On the cross, Jesus cried out what I consider to be some of the most powerful words he ever spoke: “My God, my God, why have you forsaken me?” (Mark 15:34; Matthew 27:46). Jesus is quoting Psalm 22, which includes a paradoxical mixture of accusation and trust. But we should not, as some are prone to do in apologetical sermons, water down Jesus’s accusation. He is lamenting. He is protesting. He is accusing God of forsaking him. Even when Psalm 22 is read in its totality, the severity of Jesus’s cry remains, albeit in tension.
But we can say much more here if we account for creedal theology. Jesus is God the Son incarnate—true God in the flesh. And when God in the flesh faces this world, something amazing happens. God (the Son) accuses God (the Father). Even God is led to protest against God in the midst of the violence of this world. Of course, Jesus’s death was not natural. Even so, I am inclined to follow Jürgen Moltmann in thinking of Jesus as the victim par excellence of evolution—the one who dies the death of all the living.
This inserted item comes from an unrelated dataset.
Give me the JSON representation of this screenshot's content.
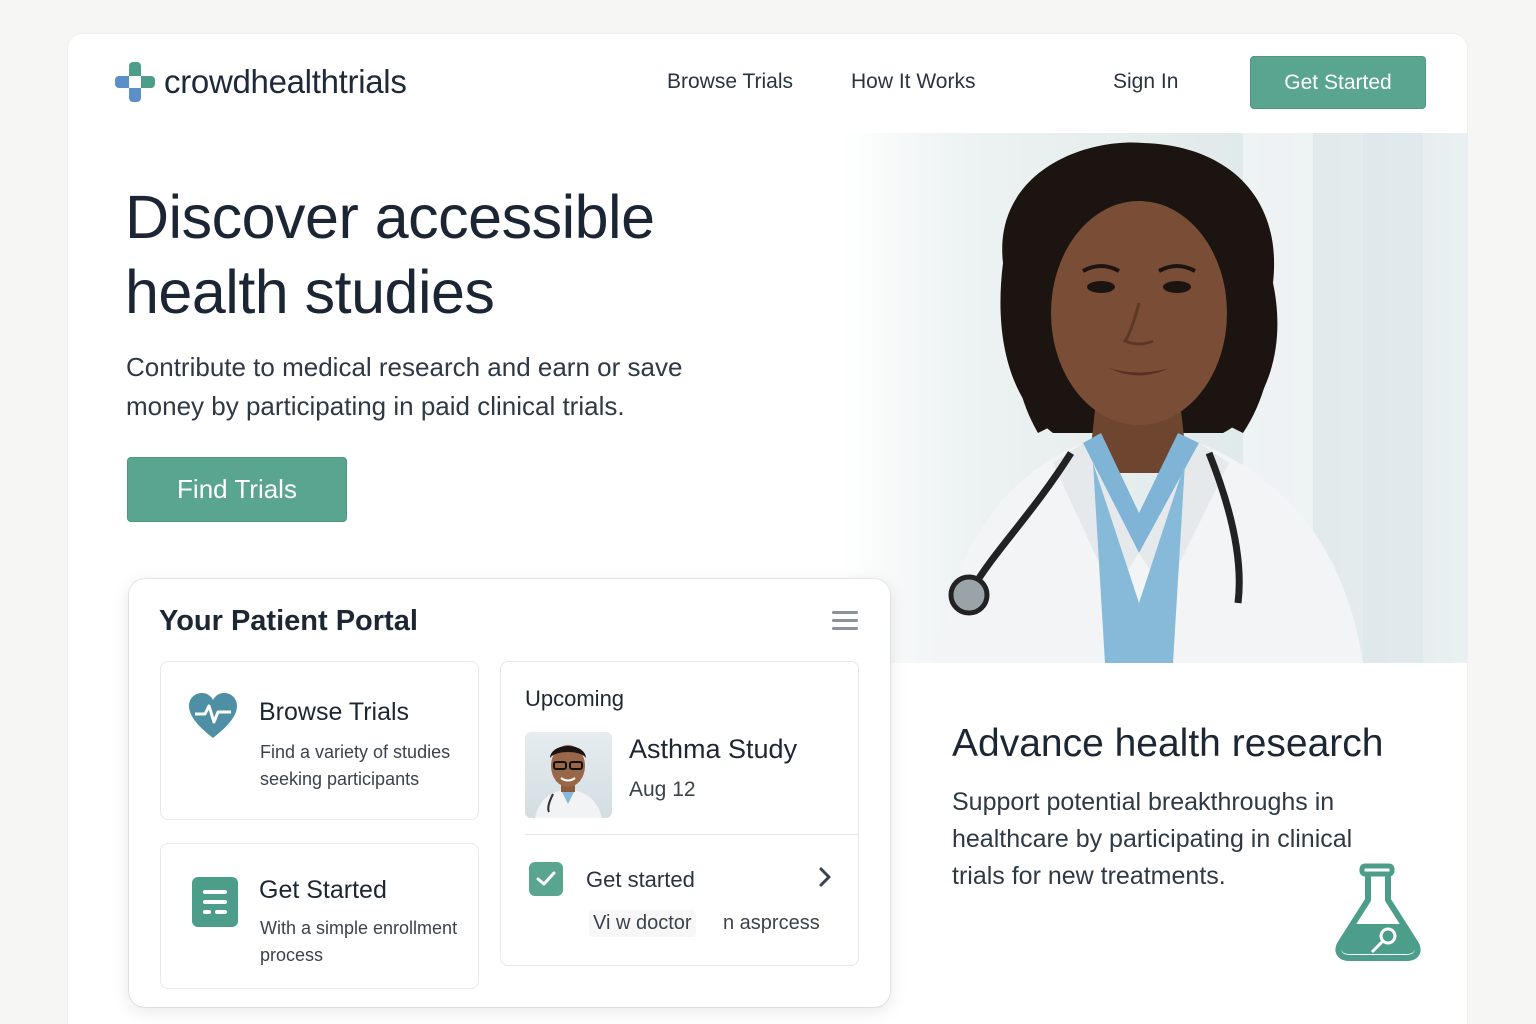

Working with the theological framework in which Jesus is God incarnate, three important outcomes follow from Jesus’s accusatory protest.
First, one can live within the impossible (and perhaps foolish) tension of accusation against God and trust in God. Accusing God does not mean forsaking one’s religion. It is within the context of Jesus’s overall faithful that he accuses God. Similarly, when Wiesel recalls the guilty verdict against God at Auschwitz, he also recalls the Talmudic scholars praying to God afterwards. Like these amazingly faithful Jews, Christians can recover lament, protest, and accusation without abandoning their faith.
Second, because God has accused God, accusation against God is now sanctified. It is now godly to accuse God. When humans, whether Christian or otherwise, protest against God, when they accuse God frankly, they are in the company of none other than God the Son. Because such is the case, to deny the place of lamentation, protest, and accusation in personal and corporate worship is to quell an expression of godliness and to ignore the very response of God to the horrors of our world.
Third, as Moltmann notes, because God has experienced god-forsakenness, the God-forsaken places of the world are filled with divine presence. God is not merely in the suffering. God is in the protest of suffering—our accusations against God.
God inhabits our praise. I’ve heard Christians say this many times, drawing on Psalm 22:3. But as that very Psalm should remind us, especially when spoken by Jesus, God inhabits our protest.
So again, God is guilty. I do not make this claim lightly. But I make it in the strength of the company of some of the most faithful people in history.
Ryan Patrick McLaughlin, PhD, is an Assistant Professor at Siena College.